The Boston Civic Design and the South End Landmark District Commission met for a presentation of the 12-story Hotel Alexandra proposal on Jan. 22. The Sun reported last week that reviews and comments on the project need to be completed by the end of February, so it can potentially be voted on at the Boston Planning and Development Agency meeting on March 14. There are also several expedited community meetings scheduled for the coming weeks regarding design, noise, and mitigation efforts.
David Nagahiro, a principal at CBT Architects, presented the proposal to the group, explaining the things they’d done in response to a previous hearing at South End Landmarks. Nagahiro said the current elevations show that the design picks up on certain elements in the current facade of the building, and the new tower needs to be kept “as clean and simple as possible.” They have also removed the originally proposed structure on the top of the building to try and bring the height down.
“I appreciate a lot of the decisions you’ve made,” said BCDC Commissioner Andrea Leers. She said her main concern was the setback, especially on Washington Street, as it is “dangerously shallow.” She said that a 61/2- foot setback is “not enough to have a sense that the hotel has life inside.”
“It needs to have a sense of lived space behind that wall,” she said. “I understand that’s a tremendous pressure.” She added, however, that she believes the tower itself is “crafted well.”
Nagahiro responded by saying that they have actually been pressured to push it the other way to make room for what is happening inside the hotel so the rooms are large enough.
John Freeman of the South End Landmark District Commission said that the Hotel Alexandra “is the gateway to the South End,” and the blank facade that was presented for one side of the tower is “not the right way to do it.” He said it needed more articulation, but it doesn’t necessarily have to be more windows. He agreed with Leers that more of a setback on the Washington Street facade is important. He also said that the newly proposed entrances are better than they were before, and that the architects have chosen the right massing for the lower portion of the buildings.

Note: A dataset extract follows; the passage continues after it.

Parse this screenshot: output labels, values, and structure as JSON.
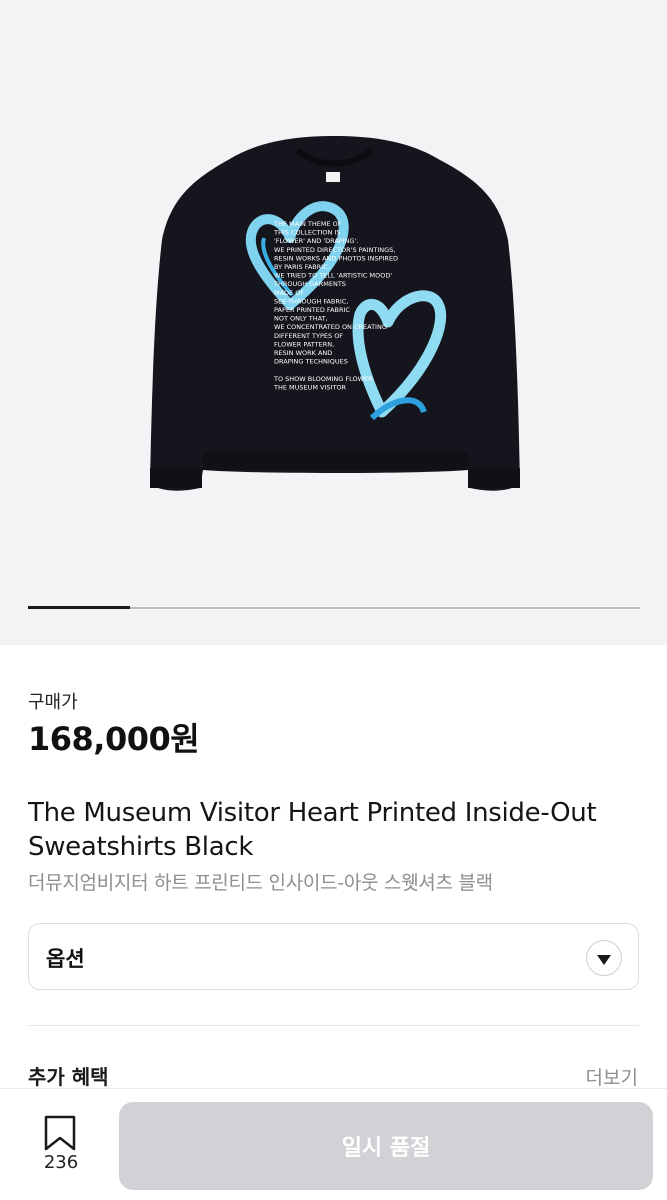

“I’d rather see one more floor if you could do that setback,” Leers said. Others agreed with her, even though they said they weren’t the biggest fans of the height to begin with. She also agreed with Freeman that the back wall should be presented as another face of the building and not a blank wall.
“You’ve done a lot of nice things here,” said BCDC Commissioner David Manfredi. “The tower is quite elegant.”
South End Landmarks Commissioner John Amodeo was concerned about the danger this building has of setting a difficult precedent in the district. “If that is the case then we have to work at it being a proper tower from all sides; not a clear front, back, side,” he said. He also said that the hotel entrance and the restaurant facade are details that are “desperately in need of attention.”
“From some views, the Alexandra looks like an accessory to the tower and not the building we are looking at,” Amodeo added. “I think again, I am not a fan of the heigh of this, I agree with Andrea to add a floor and give us a full-room depth.”
He said that this was especially important for the Landmarks Commission, as they are “not concerned about what goes on inside.” Amodeo said that their job is to make sure that the original Alexandra is preserved.